By NATASHA BLAKELY
Capital News Service
LANSING — Invasive species in the Great Lakes are ganging up against native species.
A new study looking into invasive zebra and quagga mussels’ relationship with invasive rusty crayfish illustrates how the harm they cause together can be greater than either of them alone.
“What we found was that these invasive crayfish are really good at exploiting the resources provided by the (invasive) mussels,” said Mael Glon, who worked on this research while pursuing a master’s degree at Central Michigan University. “I don’t just mean eating them, because they are eating them, but they’re also eating what grows from what’s filtered from the mussels.”
The study was a collaboration between Central Michigan University (CMU) and Chicago’s Shedd Aquarium. It tested how the presence of the invasive mussels affected the growth and activity of both the invasive rusty crayfish and the native virile crayfish. The study funded by Michigan Sea Grant found that the mussels’ presence led to increased growth and activity of the invasive crayfish, but not the native ones.
There are numerous direct implications of a flourishing invasive population. Those include damage to game fish—such as their eggs being eaten—and loss of aquatic vegetation, which in turn impedes other native aquatic organisms, Glon said. As omnivores, crayfish eat a side variety of foods, play a key role in the food web and have a lot of influence on other organisms.
Glon has long had an interest in crayfish, one that kickstarted his foray into environmental science.
“When I was a kid, we came to the U.S. and went to Lily Lake” in Michigan, Glon said. “I went into the water and caught a crayfish, and I was blown away by how cool it was. I didn’t know you could study crayfish, do this kind of research, and when I found out, it was the coolest thing, and I haven’t really looked back.”
However, invasive crayfish and mussels are not a U.S. problem alone. The study mentions the same problem in France, Britain, Germany, the Netherlands and Poland.
“Crayfish aren’t interchangeable,” Glon said. “Both within and between species, there’s a lot of diversity. What lives in your creek and backyard is not what’s in a creek two counties over. So it’s really important not to move the crayfish around. That’s what people do, they use crayfish to fish in other bodies of water and then release the crayfish.”
Glon cited the smallmouth bass’s relationship with crayfish as an example. That bass eats the crayfish, but it didn’t develop with the rusty crayfish as part of its diet. The bass will grow to be able to eat them, Glon said, but the lakes could see less healthy adult fish populations.
CMU seemed to be the perfect place to explore this invasive and native population dynamic, with its biological station on Beaver Island.
Glon said the university emphasizes Great Lakes issues, and when he started, large tanks had just been built to work as mesocosms—or smaller bodies of water made with close-to-natural conditions, usually to make experimenting easier. CMU’s tanks were set up to mimic the conditions of nearshore Lake Michigan. This made it easier to directly understand how the crayfish and mussels interact in Lake Michigan.

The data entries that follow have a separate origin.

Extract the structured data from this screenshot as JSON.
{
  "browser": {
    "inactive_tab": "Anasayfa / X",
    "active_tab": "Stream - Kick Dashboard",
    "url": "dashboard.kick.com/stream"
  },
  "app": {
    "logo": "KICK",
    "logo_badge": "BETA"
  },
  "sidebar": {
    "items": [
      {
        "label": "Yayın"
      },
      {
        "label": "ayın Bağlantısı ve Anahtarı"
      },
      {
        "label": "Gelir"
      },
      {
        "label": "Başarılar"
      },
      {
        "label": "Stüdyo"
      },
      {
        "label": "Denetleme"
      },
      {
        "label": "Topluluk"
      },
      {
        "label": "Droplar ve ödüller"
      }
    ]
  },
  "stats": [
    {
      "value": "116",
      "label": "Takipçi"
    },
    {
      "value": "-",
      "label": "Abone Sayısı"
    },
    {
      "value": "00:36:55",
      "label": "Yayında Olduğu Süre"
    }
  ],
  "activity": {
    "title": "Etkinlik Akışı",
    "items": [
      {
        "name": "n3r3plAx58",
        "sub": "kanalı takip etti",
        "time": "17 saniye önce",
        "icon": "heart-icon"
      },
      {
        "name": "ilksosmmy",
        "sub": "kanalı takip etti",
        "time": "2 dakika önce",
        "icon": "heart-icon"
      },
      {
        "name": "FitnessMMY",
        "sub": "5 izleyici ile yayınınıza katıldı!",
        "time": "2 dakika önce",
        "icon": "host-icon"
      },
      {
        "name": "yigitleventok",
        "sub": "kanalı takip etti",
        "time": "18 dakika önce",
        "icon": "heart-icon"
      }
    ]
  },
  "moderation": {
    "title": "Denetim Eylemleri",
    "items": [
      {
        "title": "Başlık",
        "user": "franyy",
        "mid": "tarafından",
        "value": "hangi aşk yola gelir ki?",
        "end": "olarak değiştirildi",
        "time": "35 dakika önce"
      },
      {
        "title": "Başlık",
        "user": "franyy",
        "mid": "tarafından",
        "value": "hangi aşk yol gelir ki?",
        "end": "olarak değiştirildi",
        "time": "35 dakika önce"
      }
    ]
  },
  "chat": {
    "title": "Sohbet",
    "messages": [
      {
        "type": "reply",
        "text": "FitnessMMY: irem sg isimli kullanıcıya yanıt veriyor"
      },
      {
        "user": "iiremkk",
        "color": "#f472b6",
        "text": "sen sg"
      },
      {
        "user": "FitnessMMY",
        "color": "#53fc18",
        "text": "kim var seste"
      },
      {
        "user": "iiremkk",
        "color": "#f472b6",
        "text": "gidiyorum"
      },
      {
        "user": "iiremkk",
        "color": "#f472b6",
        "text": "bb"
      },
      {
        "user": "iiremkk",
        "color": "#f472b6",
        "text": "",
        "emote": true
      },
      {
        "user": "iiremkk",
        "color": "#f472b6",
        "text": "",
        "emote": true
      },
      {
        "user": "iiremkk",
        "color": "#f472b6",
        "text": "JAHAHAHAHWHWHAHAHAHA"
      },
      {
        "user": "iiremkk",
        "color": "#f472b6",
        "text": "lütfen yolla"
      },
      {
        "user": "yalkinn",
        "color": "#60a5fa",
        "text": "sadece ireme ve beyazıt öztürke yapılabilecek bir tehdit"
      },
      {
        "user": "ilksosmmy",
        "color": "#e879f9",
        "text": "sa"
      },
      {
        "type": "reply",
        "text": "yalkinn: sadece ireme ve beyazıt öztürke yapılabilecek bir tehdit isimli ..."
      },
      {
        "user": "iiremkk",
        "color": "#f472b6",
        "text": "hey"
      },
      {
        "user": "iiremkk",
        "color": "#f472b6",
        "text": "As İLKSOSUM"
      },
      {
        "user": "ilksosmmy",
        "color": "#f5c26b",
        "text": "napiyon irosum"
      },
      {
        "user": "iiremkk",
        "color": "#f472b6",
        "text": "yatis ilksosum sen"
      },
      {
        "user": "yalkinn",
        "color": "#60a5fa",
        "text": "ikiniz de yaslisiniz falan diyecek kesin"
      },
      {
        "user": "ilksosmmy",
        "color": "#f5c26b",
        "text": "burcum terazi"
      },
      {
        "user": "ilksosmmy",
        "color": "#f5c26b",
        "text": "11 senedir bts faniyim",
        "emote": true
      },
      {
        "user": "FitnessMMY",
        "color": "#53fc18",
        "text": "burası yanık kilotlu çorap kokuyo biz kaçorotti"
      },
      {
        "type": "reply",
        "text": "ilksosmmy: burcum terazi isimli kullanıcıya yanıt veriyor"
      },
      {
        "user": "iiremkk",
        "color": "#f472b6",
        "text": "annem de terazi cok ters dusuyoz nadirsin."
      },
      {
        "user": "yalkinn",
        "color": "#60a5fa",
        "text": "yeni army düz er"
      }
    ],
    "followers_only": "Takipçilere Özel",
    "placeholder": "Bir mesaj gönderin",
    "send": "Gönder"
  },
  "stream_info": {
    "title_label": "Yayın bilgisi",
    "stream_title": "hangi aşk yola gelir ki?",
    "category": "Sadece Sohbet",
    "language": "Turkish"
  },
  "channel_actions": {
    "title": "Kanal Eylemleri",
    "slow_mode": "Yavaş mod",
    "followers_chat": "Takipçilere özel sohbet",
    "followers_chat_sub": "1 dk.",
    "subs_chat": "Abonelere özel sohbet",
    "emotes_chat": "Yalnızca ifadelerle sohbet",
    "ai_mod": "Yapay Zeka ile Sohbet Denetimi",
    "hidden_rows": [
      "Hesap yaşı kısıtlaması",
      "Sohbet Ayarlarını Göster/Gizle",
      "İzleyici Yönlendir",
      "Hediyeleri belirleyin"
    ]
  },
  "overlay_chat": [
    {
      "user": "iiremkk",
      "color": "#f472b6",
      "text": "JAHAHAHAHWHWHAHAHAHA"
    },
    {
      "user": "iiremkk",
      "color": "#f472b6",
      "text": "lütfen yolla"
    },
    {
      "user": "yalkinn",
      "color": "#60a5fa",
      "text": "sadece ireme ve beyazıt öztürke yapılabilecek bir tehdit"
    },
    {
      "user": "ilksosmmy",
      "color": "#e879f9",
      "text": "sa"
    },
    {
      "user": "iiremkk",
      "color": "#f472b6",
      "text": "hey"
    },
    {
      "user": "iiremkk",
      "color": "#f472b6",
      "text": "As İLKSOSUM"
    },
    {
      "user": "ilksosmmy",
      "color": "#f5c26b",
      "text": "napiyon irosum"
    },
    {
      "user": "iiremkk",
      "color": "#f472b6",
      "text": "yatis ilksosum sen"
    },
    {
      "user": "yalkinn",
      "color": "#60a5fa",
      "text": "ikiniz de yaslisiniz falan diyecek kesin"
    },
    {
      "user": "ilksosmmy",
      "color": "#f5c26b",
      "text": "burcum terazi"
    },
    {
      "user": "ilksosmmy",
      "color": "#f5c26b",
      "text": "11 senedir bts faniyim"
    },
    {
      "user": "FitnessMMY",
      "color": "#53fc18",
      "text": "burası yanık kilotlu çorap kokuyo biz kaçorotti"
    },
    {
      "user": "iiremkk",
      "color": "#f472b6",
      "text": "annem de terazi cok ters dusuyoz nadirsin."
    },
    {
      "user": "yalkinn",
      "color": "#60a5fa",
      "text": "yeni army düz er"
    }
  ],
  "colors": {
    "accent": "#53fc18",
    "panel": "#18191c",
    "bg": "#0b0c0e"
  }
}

But beyond the relationship between mussels and crayfish, there’s a larger lesson here about how invasive species can support each other.
“What I think is potentially interesting about this study is a lot of invasive crayfish like rusty crayfish are increasingly globally invasive,” said Eric Larson, an assistant professor with the University of Illinois who worked for Shedd Aquarium during the research. “And it’s good to have that on the radar—that invaders might be followed by other invaders.”
Understanding this from a Great Lakes perspective is important, as it can lead to a better understanding of how to identify and control invasive species, said Kevin Pangle, an associate professor at CMU and Glon’s graduate studies advisor. This includes future species that may develop relationships with the other species living there.
“I think the potential interactions between invaders, the ways that subsequent invasions might be facilitated by older invaders, have not necessarily been overlooked,” Larson said, “but it is something we don’t think about as much as we should during risk assessment and when we look at why invasive species are as successful.”
Natasha Blakely writes for Great Lakes Echo.
By NATASHA BLAKELY